DSLRs are also the right choice if you want to get the most value for your buck, which, let’s face it, we all do.

A moderately-priced camera provides more, while an entry-level mirrorless camera would almost certainly leave you needing more and purchasing additional batteries.
In any case, whether you’re shopping for a DSLR or mirrorless camera frame, lenses, or associated accessories, there are some great offers to be had from reliable retailers.

In conclusion

No, the DSLR isn’t going anywhere, and we’ll see some fantastic cameras in the coming years. However, things can be a little (or a lot) more volatile when it comes to market share. Mirrorless cameras are the potential and, to some degree, the current.

Technically, they would most certainly have comparable skills in the immediate future, and the final point that could tip the balance in favor of one or the other would be a personal choice.
Seeing the same results and functionality in two fundamentally different kits is just one of the many benefits of becoming a photographer.

Let us know if you choose DSLRs or mirrorless cameras.


Editorial Staff

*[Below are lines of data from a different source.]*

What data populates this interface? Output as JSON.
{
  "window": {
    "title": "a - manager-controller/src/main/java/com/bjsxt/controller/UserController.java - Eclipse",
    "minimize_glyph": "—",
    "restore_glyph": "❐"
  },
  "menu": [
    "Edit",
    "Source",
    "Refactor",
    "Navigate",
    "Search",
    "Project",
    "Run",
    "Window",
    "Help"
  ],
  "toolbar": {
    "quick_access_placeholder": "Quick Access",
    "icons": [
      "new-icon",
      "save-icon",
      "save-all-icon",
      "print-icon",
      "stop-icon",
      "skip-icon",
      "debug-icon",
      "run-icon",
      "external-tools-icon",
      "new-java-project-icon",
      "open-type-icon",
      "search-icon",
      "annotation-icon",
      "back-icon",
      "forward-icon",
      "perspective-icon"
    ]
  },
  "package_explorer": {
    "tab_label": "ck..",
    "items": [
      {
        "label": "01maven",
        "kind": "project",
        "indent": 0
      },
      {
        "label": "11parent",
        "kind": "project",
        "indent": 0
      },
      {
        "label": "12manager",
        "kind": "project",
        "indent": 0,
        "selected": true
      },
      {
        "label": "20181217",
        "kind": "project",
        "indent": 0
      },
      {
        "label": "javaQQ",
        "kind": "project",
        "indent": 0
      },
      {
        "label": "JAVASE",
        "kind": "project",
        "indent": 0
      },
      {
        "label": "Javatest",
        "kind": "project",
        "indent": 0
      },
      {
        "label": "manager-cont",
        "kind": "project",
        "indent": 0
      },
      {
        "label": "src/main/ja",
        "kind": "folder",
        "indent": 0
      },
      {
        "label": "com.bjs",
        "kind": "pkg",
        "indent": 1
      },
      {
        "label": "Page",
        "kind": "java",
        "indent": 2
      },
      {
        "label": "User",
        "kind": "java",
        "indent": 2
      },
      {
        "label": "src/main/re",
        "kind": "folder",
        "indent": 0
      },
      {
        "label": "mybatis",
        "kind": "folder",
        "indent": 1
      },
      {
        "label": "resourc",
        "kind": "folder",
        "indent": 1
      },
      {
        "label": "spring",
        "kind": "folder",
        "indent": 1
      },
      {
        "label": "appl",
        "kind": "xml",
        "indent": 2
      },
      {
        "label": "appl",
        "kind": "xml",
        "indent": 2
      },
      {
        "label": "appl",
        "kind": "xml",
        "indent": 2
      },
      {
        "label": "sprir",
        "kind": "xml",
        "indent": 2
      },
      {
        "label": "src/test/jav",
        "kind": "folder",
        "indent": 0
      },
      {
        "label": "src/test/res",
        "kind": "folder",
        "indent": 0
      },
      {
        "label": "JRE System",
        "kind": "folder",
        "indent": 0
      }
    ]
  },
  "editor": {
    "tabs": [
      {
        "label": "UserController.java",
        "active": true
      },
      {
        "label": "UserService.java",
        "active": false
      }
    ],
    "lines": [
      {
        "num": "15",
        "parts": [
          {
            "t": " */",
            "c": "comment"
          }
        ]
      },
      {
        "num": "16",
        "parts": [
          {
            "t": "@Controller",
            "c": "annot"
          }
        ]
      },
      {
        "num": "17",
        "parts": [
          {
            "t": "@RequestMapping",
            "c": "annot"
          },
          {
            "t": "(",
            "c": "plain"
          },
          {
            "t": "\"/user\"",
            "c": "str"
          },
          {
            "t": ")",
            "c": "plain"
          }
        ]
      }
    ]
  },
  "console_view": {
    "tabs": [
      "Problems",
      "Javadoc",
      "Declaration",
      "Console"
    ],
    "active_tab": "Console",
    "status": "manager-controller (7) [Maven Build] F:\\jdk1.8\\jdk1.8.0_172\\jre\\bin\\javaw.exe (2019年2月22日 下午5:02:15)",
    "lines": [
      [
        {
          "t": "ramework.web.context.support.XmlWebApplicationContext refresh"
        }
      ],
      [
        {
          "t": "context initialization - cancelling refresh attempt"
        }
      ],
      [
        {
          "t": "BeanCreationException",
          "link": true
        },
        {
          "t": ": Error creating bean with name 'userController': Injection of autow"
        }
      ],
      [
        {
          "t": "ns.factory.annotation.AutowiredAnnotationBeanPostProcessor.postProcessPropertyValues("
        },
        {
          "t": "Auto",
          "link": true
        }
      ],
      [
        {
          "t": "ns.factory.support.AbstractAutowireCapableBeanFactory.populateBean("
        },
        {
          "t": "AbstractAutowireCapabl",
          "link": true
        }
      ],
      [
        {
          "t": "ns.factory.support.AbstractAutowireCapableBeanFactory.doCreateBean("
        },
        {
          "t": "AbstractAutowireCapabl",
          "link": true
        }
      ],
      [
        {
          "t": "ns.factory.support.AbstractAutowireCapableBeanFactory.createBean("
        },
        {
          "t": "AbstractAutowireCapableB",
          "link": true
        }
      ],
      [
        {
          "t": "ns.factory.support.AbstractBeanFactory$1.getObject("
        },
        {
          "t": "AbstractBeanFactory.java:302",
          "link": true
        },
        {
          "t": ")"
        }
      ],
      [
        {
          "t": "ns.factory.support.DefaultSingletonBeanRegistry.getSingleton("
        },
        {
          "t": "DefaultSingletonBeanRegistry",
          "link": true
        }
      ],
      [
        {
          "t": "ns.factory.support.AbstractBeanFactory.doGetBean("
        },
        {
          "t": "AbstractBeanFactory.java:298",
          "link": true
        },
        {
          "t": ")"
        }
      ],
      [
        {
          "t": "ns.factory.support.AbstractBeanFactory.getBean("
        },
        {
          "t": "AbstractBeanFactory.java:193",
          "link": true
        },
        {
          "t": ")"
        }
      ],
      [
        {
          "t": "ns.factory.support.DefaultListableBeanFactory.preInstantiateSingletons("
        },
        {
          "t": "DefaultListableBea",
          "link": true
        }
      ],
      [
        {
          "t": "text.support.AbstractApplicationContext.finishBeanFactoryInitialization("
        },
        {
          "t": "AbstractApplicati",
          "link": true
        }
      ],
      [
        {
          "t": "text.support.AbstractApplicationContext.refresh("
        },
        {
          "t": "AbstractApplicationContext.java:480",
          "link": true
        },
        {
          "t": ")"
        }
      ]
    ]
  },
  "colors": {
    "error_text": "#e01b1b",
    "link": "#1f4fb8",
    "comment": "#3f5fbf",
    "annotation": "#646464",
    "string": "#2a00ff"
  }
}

Our writers, editors, content managers, and SEO specialist. We all take part in crafting amazing articles. We spend hours ensuring that each article is based on facts, researched, and thorough. You'll never want to click the back button to look for more answers other than here!